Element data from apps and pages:
══════════════════════════════

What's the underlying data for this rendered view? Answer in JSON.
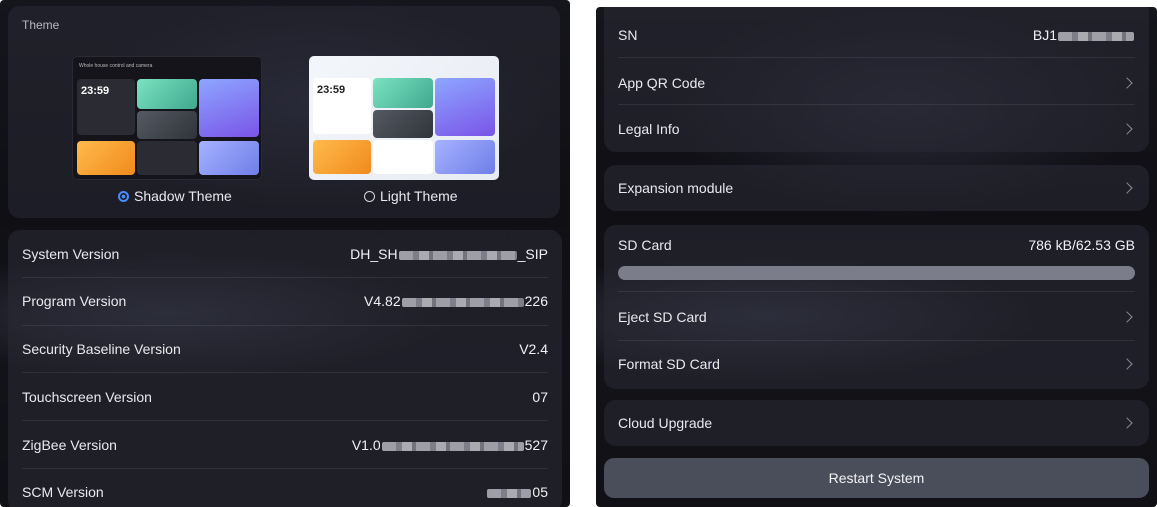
{
  "theme": {
    "title": "Theme",
    "options": [
      {
        "label": "Shadow Theme",
        "selected": true
      },
      {
        "label": "Light Theme",
        "selected": false
      }
    ],
    "preview": {
      "time": "23:59",
      "header": "Whole house control and camera"
    }
  },
  "versions": [
    {
      "label": "System Version",
      "prefix": "DH_SH",
      "suffix": "_SIP"
    },
    {
      "label": "Program Version",
      "prefix": "V4.82",
      "suffix": "226"
    },
    {
      "label": "Security Baseline Version",
      "prefix": "V2.4",
      "suffix": ""
    },
    {
      "label": "Touchscreen Version",
      "prefix": "07",
      "suffix": ""
    },
    {
      "label": "ZigBee Version",
      "prefix": "V1.0",
      "suffix": "527"
    },
    {
      "label": "SCM Version",
      "prefix": "",
      "suffix": "05"
    }
  ],
  "right": {
    "sn": {
      "label": "SN",
      "prefix": "BJ1"
    },
    "info_items": [
      {
        "label": "App QR Code"
      },
      {
        "label": "Legal Info"
      }
    ],
    "expansion": {
      "label": "Expansion module"
    },
    "sd": {
      "label": "SD Card",
      "value": "786 kB/62.53 GB",
      "usage_fraction": 0.0
    },
    "sd_items": [
      {
        "label": "Eject SD Card"
      },
      {
        "label": "Format SD Card"
      }
    ],
    "cloud": {
      "label": "Cloud Upgrade"
    },
    "restart": {
      "label": "Restart System"
    }
  },
  "colors": {
    "accent": "#4a8cff",
    "panel_bg": "#121218",
    "card_bg": "#2a2a37"
  }
}
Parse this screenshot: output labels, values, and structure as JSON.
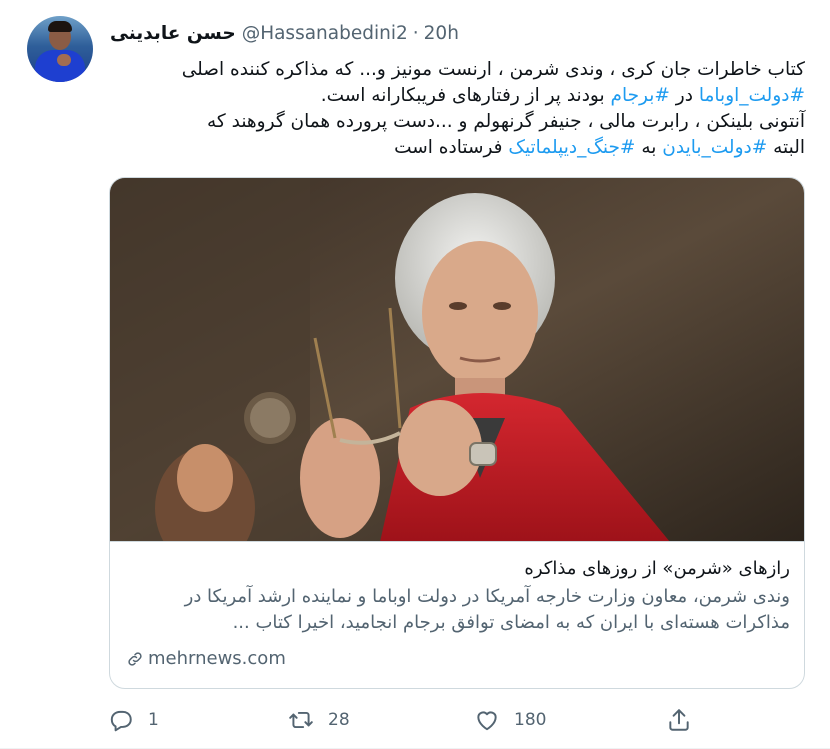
{
  "tweet": {
    "author_name": "حسن عابدینی",
    "handle": "@Hassanabedini2",
    "separator": "·",
    "time": "20h",
    "text_lines": [
      [
        {
          "t": "کتاب خاطرات جان کری ، وندی شرمن ، ارنست مونیز و... که مذاکره کننده اصلی",
          "h": false
        }
      ],
      [
        {
          "t": "#دولت_اوباما",
          "h": true
        },
        {
          "t": " در ",
          "h": false
        },
        {
          "t": "#برجام",
          "h": true
        },
        {
          "t": " بودند پر از رفتارهای  فریبکارانه است.",
          "h": false
        }
      ],
      [
        {
          "t": "آنتونی بلینکن ، رابرت مالی ، جنیفر گرنهولم و ...دست پرورده همان گروهند که",
          "h": false
        }
      ],
      [
        {
          "t": "البته ",
          "h": false
        },
        {
          "t": "#دولت_بایدن",
          "h": true
        },
        {
          "t": " به ",
          "h": false
        },
        {
          "t": "#جنگ_دیپلماتیک",
          "h": true
        },
        {
          "t": " فرستاده است",
          "h": false
        }
      ]
    ]
  },
  "card": {
    "title": "رازهای «شرمن» از روزهای مذاکره",
    "description_lines": [
      "وندی شرمن، معاون وزارت خارجه آمریکا در دولت اوباما و نماینده ارشد آمریکا در",
      "مذاکرات هسته‌ای با ایران که به امضای توافق برجام انجامید، اخیرا کتاب ..."
    ],
    "domain": "mehrnews.com",
    "link_icon": "link-icon"
  },
  "actions": {
    "reply": {
      "icon": "reply-icon",
      "count": "1"
    },
    "retweet": {
      "icon": "retweet-icon",
      "count": "28"
    },
    "like": {
      "icon": "heart-icon",
      "count": "180"
    },
    "share": {
      "icon": "share-icon",
      "count": ""
    }
  },
  "colors": {
    "hashtag": "#1d9bf0",
    "secondary_text": "#536471",
    "border": "#cfd9de"
  }
}
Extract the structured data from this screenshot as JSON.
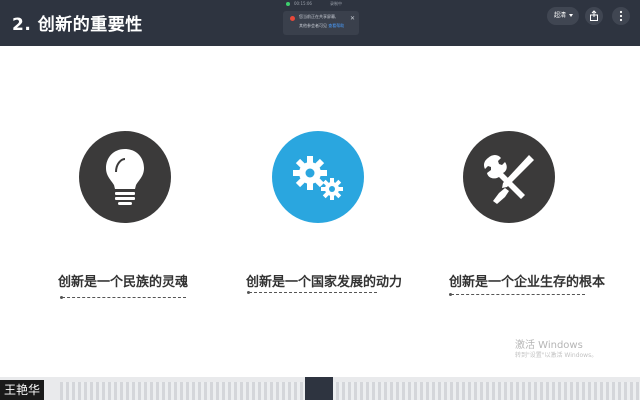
{
  "slide": {
    "title": "2. 创新的重要性",
    "captions": [
      "创新是一个民族的灵魂",
      "创新是一个国家发展的动力",
      "创新是一个企业生存的根本"
    ]
  },
  "toolbar": {
    "quality_label": "超清",
    "notice_line1": "您当前正在共享屏幕,",
    "notice_line2": "其他参会者可见",
    "notice_link": "查看帮助",
    "status_time": "00:15:06",
    "status_label": "录制中"
  },
  "windows_watermark": {
    "line1": "激活 Windows",
    "line2": "转到\"设置\"以激活 Windows。"
  },
  "participant": {
    "name": "王艳华"
  },
  "colors": {
    "topbar": "#2e3440",
    "icon_dark": "#3b3a3a",
    "icon_blue": "#2aa6df"
  },
  "icons": [
    "lightbulb-icon",
    "gears-icon",
    "tools-icon"
  ]
}
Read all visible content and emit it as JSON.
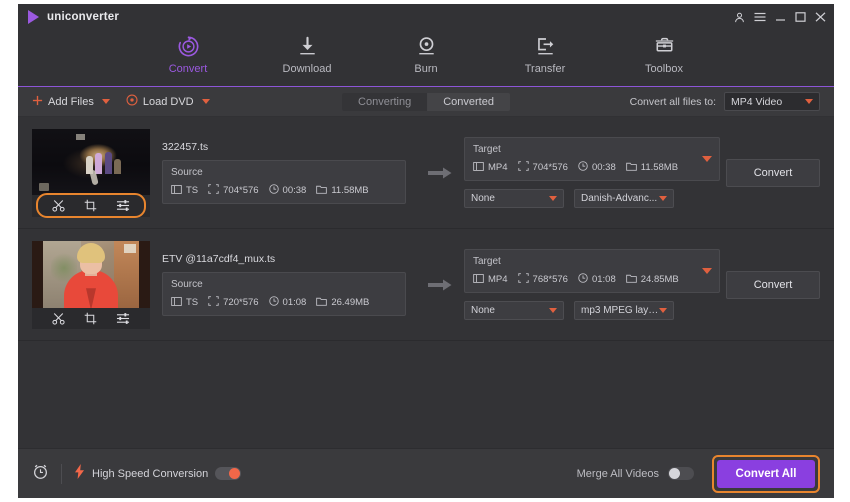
{
  "window": {
    "brand": "uniconverter",
    "controls": [
      {
        "name": "account-icon",
        "label": "account"
      },
      {
        "name": "menu-icon",
        "label": "menu"
      },
      {
        "name": "minimize-icon",
        "label": "minimize"
      },
      {
        "name": "maximize-icon",
        "label": "maximize"
      },
      {
        "name": "close-icon",
        "label": "close"
      }
    ]
  },
  "nav": {
    "items": [
      {
        "label": "Convert",
        "icon": "convert-icon",
        "active": true
      },
      {
        "label": "Download",
        "icon": "download-icon",
        "active": false
      },
      {
        "label": "Burn",
        "icon": "burn-icon",
        "active": false
      },
      {
        "label": "Transfer",
        "icon": "transfer-icon",
        "active": false
      },
      {
        "label": "Toolbox",
        "icon": "toolbox-icon",
        "active": false
      }
    ]
  },
  "toolbar": {
    "add_files": "Add Files",
    "load_dvd": "Load DVD",
    "tabs": [
      {
        "label": "Converting",
        "active": true
      },
      {
        "label": "Converted",
        "active": false
      }
    ],
    "convert_all_to_label": "Convert all files to:",
    "convert_all_to_value": "MP4 Video"
  },
  "list": {
    "source_title": "Source",
    "target_title": "Target",
    "convert_button": "Convert",
    "rows": [
      {
        "filename": "322457.ts",
        "thumb": "concert-stage",
        "tools_highlighted": true,
        "tools": [
          "trim-icon",
          "crop-icon",
          "effect-icon"
        ],
        "source": {
          "format": "TS",
          "resolution": "704*576",
          "duration": "00:38",
          "size": "11.58MB"
        },
        "target": {
          "format": "MP4",
          "resolution": "704*576",
          "duration": "00:38",
          "size": "11.58MB"
        },
        "subtitle_select": "None",
        "audio_select": "Danish-Advanc..."
      },
      {
        "filename": "ETV @11a7cdf4_mux.ts",
        "thumb": "news-anchor",
        "tools_highlighted": false,
        "tools": [
          "trim-icon",
          "crop-icon",
          "effect-icon"
        ],
        "source": {
          "format": "TS",
          "resolution": "720*576",
          "duration": "01:08",
          "size": "26.49MB"
        },
        "target": {
          "format": "MP4",
          "resolution": "768*576",
          "duration": "01:08",
          "size": "24.85MB"
        },
        "subtitle_select": "None",
        "audio_select": "mp3 MPEG laye..."
      }
    ]
  },
  "footer": {
    "timer_icon": "alarm-clock-icon",
    "high_speed_label": "High Speed Conversion",
    "high_speed_on": true,
    "merge_label": "Merge All Videos",
    "merge_on": false,
    "convert_all_button": "Convert All"
  },
  "colors": {
    "accent_purple": "#8a3fe0",
    "accent_orange": "#e8852e",
    "accent_red": "#e0603f",
    "window_bg": "#3a3a3d",
    "panel_bg": "#3d3d41"
  }
}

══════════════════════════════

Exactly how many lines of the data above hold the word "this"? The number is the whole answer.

3